Final Thoughts:
Preparing for the Nativity is like preparing for the coming of a child.  Just as the typical term of a pregnancy gives new parents time to prepare for the coming of their child, the season of Advent gives us time to prepare for the coming of our Lord.  To be fair… preparing for Christ’s second coming seems to be a very daunting task, something many fear.  The idea of “the coming of the Lord” is almost too much for us to grasp.  But Advent teaches us that we need to approach the Lord’s coming with joy, and to help us understand the full nature of this joy we cloth our celebration in the memory of the Nativity.  For nothing is more real than the birth of a child.  All that prophecy through the ages is now made manifest in a manger.  Something we can touch, something we can hold, something we can cherish.

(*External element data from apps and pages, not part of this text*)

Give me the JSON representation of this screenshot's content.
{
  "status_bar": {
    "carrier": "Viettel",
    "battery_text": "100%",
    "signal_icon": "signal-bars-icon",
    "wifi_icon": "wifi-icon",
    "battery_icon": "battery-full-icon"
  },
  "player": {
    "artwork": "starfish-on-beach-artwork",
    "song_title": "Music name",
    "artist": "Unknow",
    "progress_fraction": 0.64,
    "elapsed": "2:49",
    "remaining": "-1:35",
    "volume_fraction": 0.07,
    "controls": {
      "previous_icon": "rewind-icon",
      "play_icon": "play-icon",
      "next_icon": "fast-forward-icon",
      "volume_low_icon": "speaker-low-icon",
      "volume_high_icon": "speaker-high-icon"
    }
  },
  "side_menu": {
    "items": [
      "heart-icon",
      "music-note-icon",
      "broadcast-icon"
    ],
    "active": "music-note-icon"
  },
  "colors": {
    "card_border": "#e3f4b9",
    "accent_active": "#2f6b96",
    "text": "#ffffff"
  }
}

Comments

Popular posts from this blog

Post-Lent review... How did you do?

Lent is now behind us, yet in our excitement for Easter (and for Lent being over), how often to you take a moment to look back at your Lenten journey to do a post-game review?

As a volunteer leader and business school graduate, the concept of doing a formal "review" after an event or activity is a long held important practice... one that, unfortunately, tends to get overlooked even at the highest levels.  Still, it remains a staple of standard practice, and for good reason... It affords those involved, and the entire organization, a chance to review everything after the fact... what went well, what didn't, and lay the groundwork for next time.  The same is true for looking back at our Lenten journey.  So... how did you do?

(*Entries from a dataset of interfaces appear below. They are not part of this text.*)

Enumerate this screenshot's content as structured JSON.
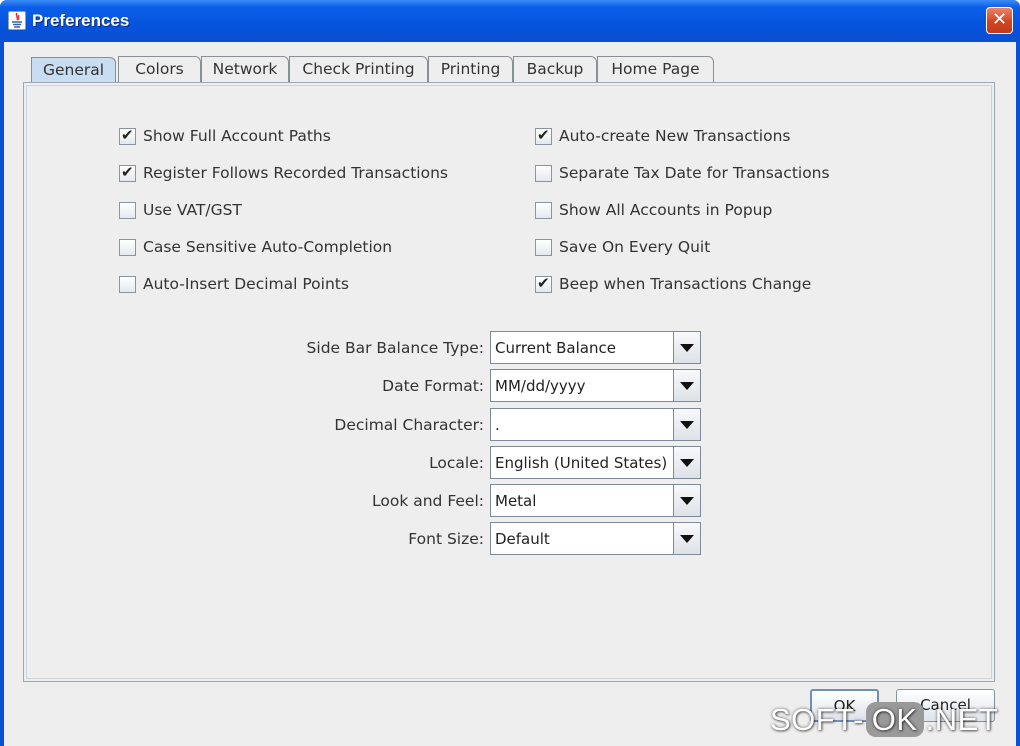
{
  "window": {
    "title": "Preferences",
    "close_glyph": "✕"
  },
  "tabs": [
    {
      "label": "General",
      "active": true
    },
    {
      "label": "Colors",
      "active": false
    },
    {
      "label": "Network",
      "active": false
    },
    {
      "label": "Check Printing",
      "active": false
    },
    {
      "label": "Printing",
      "active": false
    },
    {
      "label": "Backup",
      "active": false
    },
    {
      "label": "Home Page",
      "active": false
    }
  ],
  "general": {
    "checkboxes_left": [
      {
        "label": "Show Full Account Paths",
        "checked": true
      },
      {
        "label": "Register Follows Recorded Transactions",
        "checked": true
      },
      {
        "label": "Use VAT/GST",
        "checked": false
      },
      {
        "label": "Case Sensitive Auto-Completion",
        "checked": false
      },
      {
        "label": "Auto-Insert Decimal Points",
        "checked": false
      }
    ],
    "checkboxes_right": [
      {
        "label": "Auto-create New Transactions",
        "checked": true
      },
      {
        "label": "Separate Tax Date for Transactions",
        "checked": false
      },
      {
        "label": "Show All Accounts in Popup",
        "checked": false
      },
      {
        "label": "Save On Every Quit",
        "checked": false
      },
      {
        "label": "Beep when Transactions Change",
        "checked": true
      }
    ],
    "fields": [
      {
        "label": "Side Bar Balance Type:",
        "value": "Current Balance"
      },
      {
        "label": "Date Format:",
        "value": "MM/dd/yyyy"
      },
      {
        "label": "Decimal Character:",
        "value": "."
      },
      {
        "label": "Locale:",
        "value": "English (United States)"
      },
      {
        "label": "Look and Feel:",
        "value": "Metal"
      },
      {
        "label": "Font Size:",
        "value": "Default"
      }
    ]
  },
  "buttons": {
    "ok": "OK",
    "cancel": "Cancel"
  },
  "watermark": {
    "part1": "SOFT-",
    "part2": "OK",
    "part3": ".NET"
  }
}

I have to be honest, I sometimes fail to practice what I preach.  For as important as a post-lenten review might be, I hadn't thought of the idea until now.  I didn't even really think about it until this morning when I read the following artic…

Nuns and Nones... continued...

On 6-24-2016 I wrote a brief commentary on what we call the "nones"... that is, those people who check the box that says "none" when asked about their religious affiliation.  That commentary was based on an address by my former high school's principal at their 2016 graduation address.  But this topic of the "nones" returned to my attention with this article posted on our daily Angelus News email from the e-magazine Crux:

Notre Dame debuts digital platform to reach young Catholics, ‘nones’
Please take a moment to read it... 

Of particular interest is the increasing number of "nones," those people who claim no religious affiliation. I first heard this term a few years back from one of the speakers at our LA Religious Education Congress. The term itself grew out of a 2012 Pew Research study that showed this rising trend. Working as I do with the RCIA and Adult Faith Formation, this was a known issue, but the Pew study validated what ma…

5th Sunday of Easter

What happens when you have too much of a good thing?  When a business wins that lucrative new contract or expands into a new location?  Or taking that same idea a bit closer to home, what happens when two families merge through marriage, or when a family welcomes a new child?  We consider this kind of growth to be a good thing, but as with all things, these successes also come with their own baggage.  Our readings for this 5th Sunday of Easter have our Apostles facing similar challenges in the face of their growing successes.

The Word for the 5th Sunday of Easter Acts 6:1-7
Psalm 33:1-2, 4-5, 18-19
1 Peter 2:4-9
John 14:1-12

Our reading from Acts of the Apostles learning the hard way about the challenges that grow out of their continued success when their number of followers continues to grow.  Up to this point the Apostles have been doing their best to address the needs of the community, both spiritual and physical, but the community has grown so large now that they are becom…